BAC’s 50% dividend hike
Bank of America (BAC) boosted its dividend by 50% to $0.08 after it cleared the Federal Reserve’s 2016 stress tests in June 2016. It will also buy back stock worth $5 billion over the next 12 months.
Bank of America failed three out of five earlier stress tests, performing the worst among the major US banks (XLF). Its dividend will be effective from 3Q16 onward. Unlike many of its peers (WFC) who have raised their dividends annually since 2011, Bank of America has boosted its quarterly payout only once, in 2014.
The Fed’s approval is important for investors who have been disappointed with the bank’s low payout ratio. Bank of America has been under pressure to increase its dividend payout for some time now. Its banking peers have already restored their dividends to pre-recession levels, but it still has a long way to go.
Bank of America’s current dividend of $0.08 is much lower than its dividend of $0.64 before the crisis. Its payout ratio is expected to rise to 49% from 36%.
Over the next 12 months, Bank of America will return $8 billion in capital to its shareholders, including $3 billion in dividends. Such a large-scale share repurchase plan reflects the company’s confidence in its current valuations as well as its long-term prospects. While the magnitude of Bank of America’s capital plan is at par with peers Citigroup (C) and JPMorgan Chase (JPM), its dividend yields remain significantly lower.
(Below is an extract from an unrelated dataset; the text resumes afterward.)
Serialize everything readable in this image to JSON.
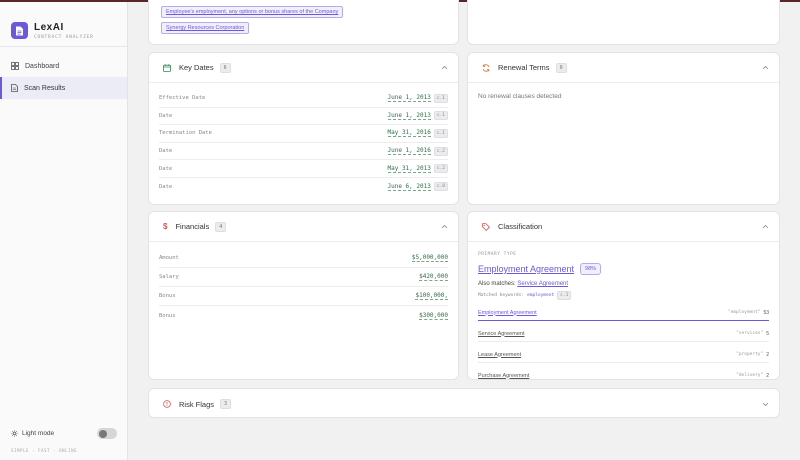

In 2Q16, BAC announced a dividend of $0.05 per share, flat on a quarterly basis as well as year-over-year. During the quarter, the company repurchased $1.4 billion worth of its common stock and paid $0.5 billion worth of dividends to its shareholders.